When it comes to all things preparedness related, it’s never too early to start preparing children to deal with the potential threats that they may face. When it comes to the internet, the key to keeping your child safe is discussing online safety at an early age.
The moment you let them online, even if it’s with strict parental supervision, you need to start teaching them about online safety and why it’s important. Not only will it help them later on in life, but it gives you the opportunity to tie it into other preparedness related talks that you have been having with them. It’s important that they realize the internet has some very real-life consequences; far too many kids grow up with the idea that what they do online has no effect in the real world.
Things to Discuss:
- Talk about how certain things are there to protect them, such as passwords, parental controls, and internet security and anti-virus software.
- Make sure they know that the things they do online have consequences in the real world.
- Let them know that bad guys do exist, and that just like the real world they need to be wary of strangers.
- Tell them that they have no idea of who the other person is online, and that they should never give out personal information or start a conversation with someone online.
Never allow them to Use the Internet on their Own.
While this might sound a little overbearing to some liberal parents, the reality of the internet is it’s not a safe place for kids. Would you drop your kids of in the Red Light district, or allow them to hang out with a bunch of shady adults on the street corner? Of course not, but by allowing them unsupervised access to the internet you are basically doing just that.
What happens on the internet has some very real world consequences. Between seeing things that most adults would consider inappropriate, to being targeted by online predators, the internet is not a place that kids should be just wondering around in, alone and unsupervised.
- All computers that your children are allowed to access should be in an open room where someone can see what they are doing at all times. 79% of unwanted exposure to pornography happens right in the home.
- If your child has an internet enabled phone, device, or tablet, internet access should be shutoff or highly restricted with parental controls.
- Monitor everything! Don’t be one of the parents who “trust their children to make the right decision.” That is one of the stupidest things I hear parents say. It’s really not a matter of trust, it’s a matter of them being kids and not having the life experience to always make the right decisions.
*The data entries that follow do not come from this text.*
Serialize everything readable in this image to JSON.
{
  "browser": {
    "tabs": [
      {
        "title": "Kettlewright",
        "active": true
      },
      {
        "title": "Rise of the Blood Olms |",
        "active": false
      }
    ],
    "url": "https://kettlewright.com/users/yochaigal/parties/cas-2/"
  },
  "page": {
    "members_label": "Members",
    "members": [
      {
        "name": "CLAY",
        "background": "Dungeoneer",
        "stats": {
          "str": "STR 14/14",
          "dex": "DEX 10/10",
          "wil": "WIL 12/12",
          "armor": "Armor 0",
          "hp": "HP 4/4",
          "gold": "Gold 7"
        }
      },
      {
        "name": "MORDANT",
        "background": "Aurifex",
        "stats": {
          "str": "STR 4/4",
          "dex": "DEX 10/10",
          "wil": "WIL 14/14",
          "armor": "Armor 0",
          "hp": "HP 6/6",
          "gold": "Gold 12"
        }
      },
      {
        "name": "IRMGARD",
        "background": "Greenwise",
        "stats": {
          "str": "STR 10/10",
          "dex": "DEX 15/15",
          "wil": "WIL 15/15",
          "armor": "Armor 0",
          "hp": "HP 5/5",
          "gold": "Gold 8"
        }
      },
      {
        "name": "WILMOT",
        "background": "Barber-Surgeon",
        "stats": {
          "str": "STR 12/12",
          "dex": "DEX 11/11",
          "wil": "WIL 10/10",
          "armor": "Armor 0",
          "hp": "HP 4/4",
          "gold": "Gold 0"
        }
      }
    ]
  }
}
They need to understand that once it’s online it can’t be undone.
This is a concept that should be drilled into children’s heads the moment they start using the internet.
The second you put something online, it’s out there for life. Even if you delete it, there’s a good chance that what you wrote or what you uploaded exists on a server somewhere — a server that could come back to haunt you later on in life.
You need to keep up with the times…
It’s your job to know what’s going on. All too often today’s parents are completely unaware of what threats are out there, and have little clue to what their children are really doing online. In fact, social media and texting has created an entirely new language that allows these kids to keep even more secrets from you, if you are unprepared for this crazy new world.
Here are 30 commonly used Texting/Social Media acronyms that you should be aware of: (sadly, there are thousands of the acronyms, so if you’re not sure what a text means look it up online.)
- 9 –Parent watching
- PIR — Parent In Room
- CD9 — Code 9 – it means parents are around
- 303— Mom
- 99 — Parent gone
- 143 — I love you
- BROKEN — hung over
- 420 — Marijuana
- CID — Acid (the drug)
- CU46 — See You For Sex
- 459 — I love you
- 53X — Sex
- ADR — Address
- ASL — Age/Sex/Location
- 1174 — the meeting place, meet at
- F2F — Face-to-Face
- GNOC — Get Naked On Cam
- IWSN — I Want Sex Now
- 8 — Oral sex
- PRON — Porn
- IPN — I’m posting naked
- LH6 — Let’s have sex
- WTTP — Want to trade pictures?
- DOC — Drug of choice
- TWD — Texting while driving
- GYPO — Get your pants off
- KPC –– Keeping parents clueless
- LMIRL or MIRL — Let’s Meet In Real Life
- 1174′ — Party meeting place
- RU/18 — Are You Over 18?